Jeanne has been caring for her daughter since she was very young. As a child, a viral infection attacked her daughter’s heart, causing her to need a heart transplant; in 2020 as a young adult, Jeanne’s daughter needed a kidney transplant as well. Jeanne has been her daughter’s caregiver since the heart transplant, and she was the living donor for her daughter’s kidney transplant.
Much of the time Jeanne felt like she was flying by the seat of her pants. She did not get much education from the healthcare team, except on the medication her daughter would need after her 9-month stay in the hospital post heart transplant. When doctors told Jeanne her daughter was ready to go home, she was terrified about her ability to continue to heal without medical machines and professionals. Jeanne feels this fear is only heightened when the transplant recipient is one’s child, and the caregiver hears stories of other children’s experiences. She does not feel the medical team reassured her or gave her information on what could happen and how she could handle it.
Jeanne’s daughter was able to remain with her pediatric transplant team for her kidney transplant despite being over age 18 at the time of transplant, for which Jeanne was grateful. Her daughter has a very good relationship with the team and can reach out any time she needs. However, Jeanne didn’t feel that she was a priority to the team as a caregiver, and once her daughter turned 18 they stopped looking to her for input. She feels that there should be a system in place that allows the team to check in with the caregiver and be sure that they’re comfortable in their evolving role.
While pre-transplant seems like a blur now, post-transplant was the hardest time for Jeanne as a caregiver. It took her a year or two post-transplant to address and realize what she had gone through while her daughter was in the hospital. Jeanne had to resign from her job to fully care for her daughter, a huge financial hit for her family. She was not offered financial support services from the hospital and the assigned social worker did not communicate with her about options. She believes the hospital may not have thought they looked like a family who needed help, and that the door was shut on her when they left the hospital. The caregiving experience also caused cracks already in the foundation of her marriage to deepen, and she and her husband divorced.
Jeanne has an extremely close relationship with her daughter and has never stopped caring for her. She has not found any caregiver-specific supports anywhere, but she and her daughter have become involved with an advocacy group working on legislation for transplants.
Jeanne feels the medical team could have done more to support her. She recommends that transplant centers have a separate department just for caregivers to ensure they know there is information and support available to them. This department could provide relationships, financial and workplace support, and information.
While in the midst of the transplant journey, it’s important to give caregivers the support they need when they need it, without overwhelming them.

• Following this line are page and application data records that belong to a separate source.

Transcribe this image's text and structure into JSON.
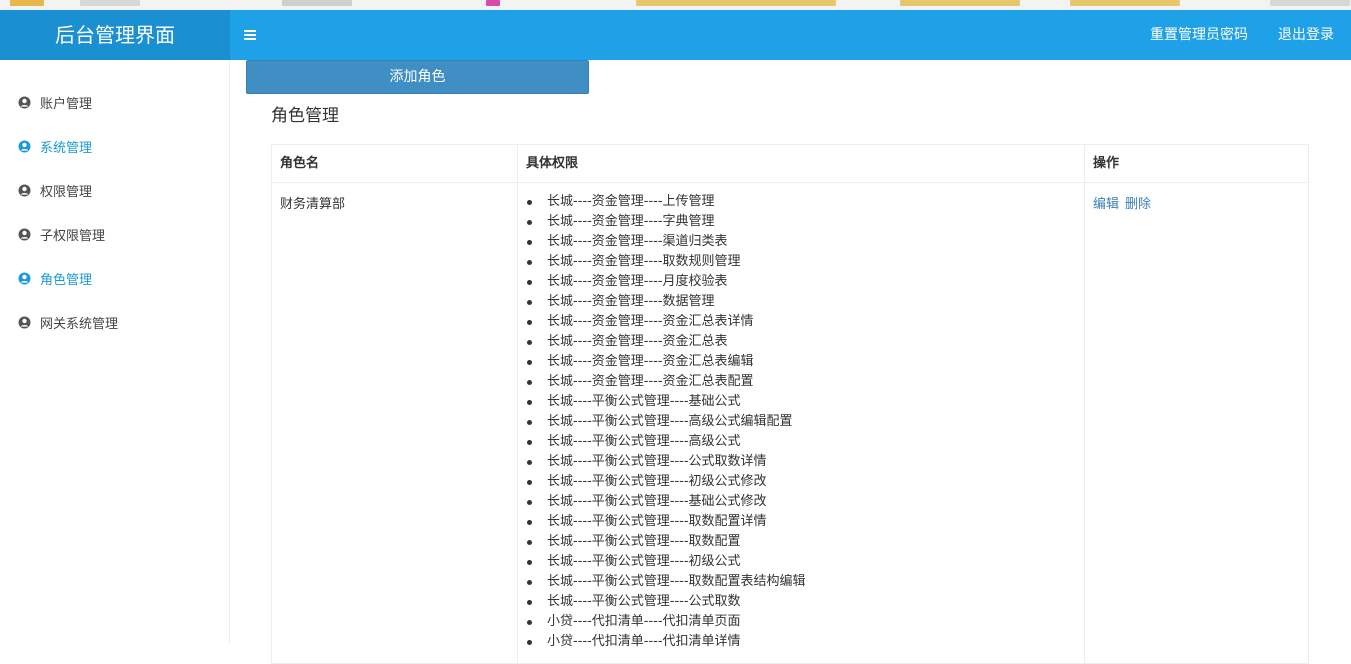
{
  "header": {
    "app_title": "后台管理界面",
    "reset_password": "重置管理员密码",
    "logout": "退出登录",
    "accent_color": "#1fa1e8"
  },
  "sidebar": {
    "items": [
      {
        "label": "账户管理",
        "icon": "user-circle-icon",
        "active": false
      },
      {
        "label": "系统管理",
        "icon": "user-circle-icon",
        "active": true
      },
      {
        "label": "权限管理",
        "icon": "user-circle-icon",
        "active": false
      },
      {
        "label": "子权限管理",
        "icon": "user-circle-icon",
        "active": false
      },
      {
        "label": "角色管理",
        "icon": "user-circle-icon",
        "active": true
      },
      {
        "label": "网关系统管理",
        "icon": "user-circle-icon",
        "active": false
      }
    ]
  },
  "main": {
    "add_button": "添加角色",
    "page_title": "角色管理",
    "table": {
      "headers": [
        "角色名",
        "具体权限",
        "操作"
      ],
      "rows": [
        {
          "name": "财务清算部",
          "permissions": [
            "长城----资金管理----上传管理",
            "长城----资金管理----字典管理",
            "长城----资金管理----渠道归类表",
            "长城----资金管理----取数规则管理",
            "长城----资金管理----月度校验表",
            "长城----资金管理----数据管理",
            "长城----资金管理----资金汇总表详情",
            "长城----资金管理----资金汇总表",
            "长城----资金管理----资金汇总表编辑",
            "长城----资金管理----资金汇总表配置",
            "长城----平衡公式管理----基础公式",
            "长城----平衡公式管理----高级公式编辑配置",
            "长城----平衡公式管理----高级公式",
            "长城----平衡公式管理----公式取数详情",
            "长城----平衡公式管理----初级公式修改",
            "长城----平衡公式管理----基础公式修改",
            "长城----平衡公式管理----取数配置详情",
            "长城----平衡公式管理----取数配置",
            "长城----平衡公式管理----初级公式",
            "长城----平衡公式管理----取数配置表结构编辑",
            "长城----平衡公式管理----公式取数",
            "小贷----代扣清单----代扣清单页面",
            "小贷----代扣清单----代扣清单详情"
          ],
          "actions": {
            "edit": "编辑",
            "delete": "删除"
          }
        }
      ]
    }
  }
}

Jeanne looks back on her experience and knows it has made her and her daughter very close, and that her daughter is just now beginning to understand everything Jeanne did for her.